f. Pros of invoice financing

  • Time to funds is short.
  • They don’t take long to pay back.
  • They can be a great way to solve a short term cash flow problem.
  • Founders with not-great credit (over 600) will probably qualify.

g. Cons of invoice financing

  • If your clients take a while to pay you, the fees can be hefty.
  • They’re not an option if your company doesn’t use invoices.

Equipment Financing

Equipment financing is a popular type of business loan for startups and companies that need to purchase major pieces of equipment. It’s fast, relatively easy, and a good option for startup founders or new business owners, as the equipment itself stands in for collateral for the loan.

Who qualifies? Most businesses qualify for equipment financing, because the equipment stands as collateral. That means if you don’t pay back the loan, the financial institution has the right to take the piece of equipment back from you.

Founders with some revenue and less than perfect credit (over 630) can still apply.

b. Loan amounts Loan amounts can be up to 100 percent of the cost of new equipment.

c. Terms The loan terms for equipment financing are usually the expected life of the equipment.

d. Time to funds Equipment financing funds can be available in as little as two days.

e. Interest rates Interest rates for equipment financing range from 8 to 30 percent.

f. Pros of equipment financing

  • Funds arrive quickly.
  • There isn’t too much paperwork involved.
  • Equipment being purchased serves as collateral, so it’s a good option for founders with limited revenue or not so great credit.

g. Cons of equipment financing

  • Certain equipment may become obsolete before the loan is repaid.
  • Some equipment depreciates over time, meaning you can’t deduct the full amount every year.

h. How to apply for equipment financing In order to apply for equipment financing, you’ll need your credit score, as well as financial documents (like tax returns and bank statements) showing that your business is in good financial standing. You’ll also need your driver’s license, a voided check, and an equipment quote showing how much the piece of equipment you’re trying to buy is worth.

Merchant Cash Advance

Who qualifies? A merchant cash advance is a good option for a startup or small business that needs cash now and also has customers that pay via credit card. In this type of loan, a financial institution gives a cash advance in exchange for a percentage of daily credit card transactions, plus a fee.

b. Loan amounts Merchant cash advances range from $2,500 to $250,000.

c. Time to funds It’s possible to receive funds in as little as two days.

d. Interest rates Merchant cash advances have factor fees of 1.14 to 1.18. That means

e. Pros of merchant cash advance

  • Money is accessible quickly.
  • The approval process is relatively simple.
  • Founders and companies with bad credit may still apply.
  • The money can be used for a range of different purposes.

f. Cons of merchant cash advance

  • The fees are higher than a normal loan. It’s the most expensive type of business loan.
  • Repaying through daily credit card transactions means a reduced cash flow.
  • You may have trouble changing merchant service providers.

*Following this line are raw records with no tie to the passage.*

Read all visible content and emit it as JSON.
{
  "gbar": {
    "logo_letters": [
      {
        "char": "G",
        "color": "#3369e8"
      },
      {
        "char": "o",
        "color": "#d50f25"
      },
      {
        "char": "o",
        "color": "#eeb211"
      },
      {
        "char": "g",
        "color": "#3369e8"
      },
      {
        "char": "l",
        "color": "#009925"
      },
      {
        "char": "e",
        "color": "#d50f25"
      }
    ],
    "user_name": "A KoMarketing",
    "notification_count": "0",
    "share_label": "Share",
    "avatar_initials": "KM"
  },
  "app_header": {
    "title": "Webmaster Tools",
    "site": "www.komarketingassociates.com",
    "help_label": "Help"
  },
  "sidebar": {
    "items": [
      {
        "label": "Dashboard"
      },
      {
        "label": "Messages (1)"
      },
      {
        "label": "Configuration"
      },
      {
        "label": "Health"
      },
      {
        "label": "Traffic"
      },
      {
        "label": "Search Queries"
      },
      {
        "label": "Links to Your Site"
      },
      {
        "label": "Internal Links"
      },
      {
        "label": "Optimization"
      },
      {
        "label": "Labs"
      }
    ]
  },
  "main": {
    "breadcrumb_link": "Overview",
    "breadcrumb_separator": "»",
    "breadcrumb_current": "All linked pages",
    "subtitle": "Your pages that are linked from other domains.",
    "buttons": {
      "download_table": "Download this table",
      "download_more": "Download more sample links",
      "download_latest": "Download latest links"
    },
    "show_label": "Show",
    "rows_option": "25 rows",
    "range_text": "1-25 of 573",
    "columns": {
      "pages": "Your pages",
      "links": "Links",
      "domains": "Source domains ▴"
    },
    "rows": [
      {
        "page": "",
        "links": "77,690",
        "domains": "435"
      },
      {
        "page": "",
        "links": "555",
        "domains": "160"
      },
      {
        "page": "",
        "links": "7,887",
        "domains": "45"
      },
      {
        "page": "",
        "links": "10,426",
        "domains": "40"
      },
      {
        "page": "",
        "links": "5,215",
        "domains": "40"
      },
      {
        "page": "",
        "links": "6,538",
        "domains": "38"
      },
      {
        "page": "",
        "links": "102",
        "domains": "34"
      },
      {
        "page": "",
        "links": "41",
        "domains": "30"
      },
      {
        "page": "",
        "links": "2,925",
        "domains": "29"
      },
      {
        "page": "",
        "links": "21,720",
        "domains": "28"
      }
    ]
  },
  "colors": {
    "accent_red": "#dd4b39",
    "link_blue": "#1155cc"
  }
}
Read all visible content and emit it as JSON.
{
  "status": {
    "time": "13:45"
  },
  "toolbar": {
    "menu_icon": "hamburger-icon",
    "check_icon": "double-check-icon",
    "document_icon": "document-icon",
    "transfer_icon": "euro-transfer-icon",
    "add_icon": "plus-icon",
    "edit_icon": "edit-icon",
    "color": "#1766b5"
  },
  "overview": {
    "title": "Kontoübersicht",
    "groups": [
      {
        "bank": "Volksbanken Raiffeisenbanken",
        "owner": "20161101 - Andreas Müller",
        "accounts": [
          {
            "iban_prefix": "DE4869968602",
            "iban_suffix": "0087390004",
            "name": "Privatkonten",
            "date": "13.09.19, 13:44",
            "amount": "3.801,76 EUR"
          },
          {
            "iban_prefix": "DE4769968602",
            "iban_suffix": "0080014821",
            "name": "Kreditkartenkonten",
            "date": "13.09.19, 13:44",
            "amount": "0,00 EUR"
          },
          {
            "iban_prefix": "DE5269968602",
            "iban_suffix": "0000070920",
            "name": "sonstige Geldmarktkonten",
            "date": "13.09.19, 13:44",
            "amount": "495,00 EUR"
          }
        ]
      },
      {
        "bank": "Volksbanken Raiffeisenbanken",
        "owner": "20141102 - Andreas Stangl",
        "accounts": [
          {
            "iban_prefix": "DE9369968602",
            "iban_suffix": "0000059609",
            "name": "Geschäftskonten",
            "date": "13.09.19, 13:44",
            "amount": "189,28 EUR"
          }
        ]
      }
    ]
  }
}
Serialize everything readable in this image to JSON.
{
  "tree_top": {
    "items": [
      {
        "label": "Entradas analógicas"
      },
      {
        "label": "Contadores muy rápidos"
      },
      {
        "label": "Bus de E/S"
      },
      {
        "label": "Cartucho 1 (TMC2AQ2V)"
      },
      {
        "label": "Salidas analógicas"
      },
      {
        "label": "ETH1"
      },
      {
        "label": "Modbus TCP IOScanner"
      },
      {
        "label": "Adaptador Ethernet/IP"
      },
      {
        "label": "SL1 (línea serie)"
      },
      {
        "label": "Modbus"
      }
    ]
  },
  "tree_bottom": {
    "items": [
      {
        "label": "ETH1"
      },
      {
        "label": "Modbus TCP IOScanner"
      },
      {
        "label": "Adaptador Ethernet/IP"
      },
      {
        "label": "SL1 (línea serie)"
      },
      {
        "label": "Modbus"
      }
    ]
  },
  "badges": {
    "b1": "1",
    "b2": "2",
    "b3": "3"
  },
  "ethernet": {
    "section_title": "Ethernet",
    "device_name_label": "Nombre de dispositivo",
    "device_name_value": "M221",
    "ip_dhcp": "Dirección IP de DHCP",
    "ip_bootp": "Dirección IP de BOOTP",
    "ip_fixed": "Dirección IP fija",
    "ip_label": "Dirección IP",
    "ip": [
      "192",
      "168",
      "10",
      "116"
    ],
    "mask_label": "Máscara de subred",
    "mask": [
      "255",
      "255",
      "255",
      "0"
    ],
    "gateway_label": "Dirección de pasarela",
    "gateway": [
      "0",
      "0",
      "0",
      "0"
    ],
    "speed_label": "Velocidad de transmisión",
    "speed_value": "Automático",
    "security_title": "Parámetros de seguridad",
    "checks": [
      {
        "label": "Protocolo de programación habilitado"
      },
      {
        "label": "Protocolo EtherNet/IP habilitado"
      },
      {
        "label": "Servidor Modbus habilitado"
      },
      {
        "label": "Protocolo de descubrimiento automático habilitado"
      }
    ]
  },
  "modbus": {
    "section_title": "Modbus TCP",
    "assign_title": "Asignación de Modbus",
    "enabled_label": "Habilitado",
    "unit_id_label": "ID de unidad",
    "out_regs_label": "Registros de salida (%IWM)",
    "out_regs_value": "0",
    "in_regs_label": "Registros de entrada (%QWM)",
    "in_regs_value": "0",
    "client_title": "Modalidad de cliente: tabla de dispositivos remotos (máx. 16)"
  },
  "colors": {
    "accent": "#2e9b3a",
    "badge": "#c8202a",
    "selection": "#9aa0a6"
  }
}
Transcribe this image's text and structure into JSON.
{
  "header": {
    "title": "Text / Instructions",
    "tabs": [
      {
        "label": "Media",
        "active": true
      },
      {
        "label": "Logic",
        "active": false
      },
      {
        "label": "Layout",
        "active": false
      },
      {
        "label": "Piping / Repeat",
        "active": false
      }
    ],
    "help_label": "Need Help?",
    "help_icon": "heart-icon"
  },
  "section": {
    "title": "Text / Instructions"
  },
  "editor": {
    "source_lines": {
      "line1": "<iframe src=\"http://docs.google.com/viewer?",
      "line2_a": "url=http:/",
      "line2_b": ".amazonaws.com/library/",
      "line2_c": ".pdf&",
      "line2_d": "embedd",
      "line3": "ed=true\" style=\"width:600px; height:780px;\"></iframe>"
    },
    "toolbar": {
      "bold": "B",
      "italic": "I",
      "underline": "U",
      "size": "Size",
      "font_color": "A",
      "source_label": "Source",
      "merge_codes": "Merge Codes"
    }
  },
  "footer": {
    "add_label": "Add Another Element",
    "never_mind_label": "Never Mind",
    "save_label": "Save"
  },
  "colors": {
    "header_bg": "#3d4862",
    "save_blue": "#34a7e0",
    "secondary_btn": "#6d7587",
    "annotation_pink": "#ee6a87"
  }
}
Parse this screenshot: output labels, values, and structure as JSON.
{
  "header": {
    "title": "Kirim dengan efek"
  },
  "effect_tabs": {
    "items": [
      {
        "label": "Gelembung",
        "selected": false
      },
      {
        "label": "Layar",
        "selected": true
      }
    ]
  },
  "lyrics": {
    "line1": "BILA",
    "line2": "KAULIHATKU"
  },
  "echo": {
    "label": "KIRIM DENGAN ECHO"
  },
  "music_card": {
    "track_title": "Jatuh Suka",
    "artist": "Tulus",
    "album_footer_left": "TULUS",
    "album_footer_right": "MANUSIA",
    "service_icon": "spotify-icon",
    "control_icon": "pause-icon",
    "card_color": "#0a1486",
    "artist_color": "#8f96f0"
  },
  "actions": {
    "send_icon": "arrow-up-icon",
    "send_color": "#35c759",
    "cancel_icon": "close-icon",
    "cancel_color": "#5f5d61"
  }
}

h. How to apply for merchant cash advance Merchant cash advances are almost always given online. The institution will look at your credit card processing statements and some will also ask for your credit score and banking documents.

Other funding sources

Don’t miss our guides to the full range of startup funding options, below.

Federal Government Grants for Small Business: What You Need to Know

Venture Capital: What It Is & Why Use It

Series A, B, C, D, and E Funding: How It Works

What is Crowdfunding?

Types of Crowdfunding: Donation, Rewards, and Equity-Based

Private Investors for Startups: Everything You Need to Know

Convertible Notes (aka Convertible Debt): The Complete Guide

Small Business Startup Loans: What You Need to Know

About the Author

The Startups Team

Startups is the world's largest startup platform, helping over 1 million startup companies find customers, funding, mentors, and world-class education.

Discuss this Article

Unlock Startups Unlimited

Access 20,000+ Startup Experts, 650+ masterclass videos, 1,000+ in-depth guides, and all the software tools you need to launch and grow quickly.

Already a member? Sign in

Copyright © 2024 Startups.com LLC. All rights reserved.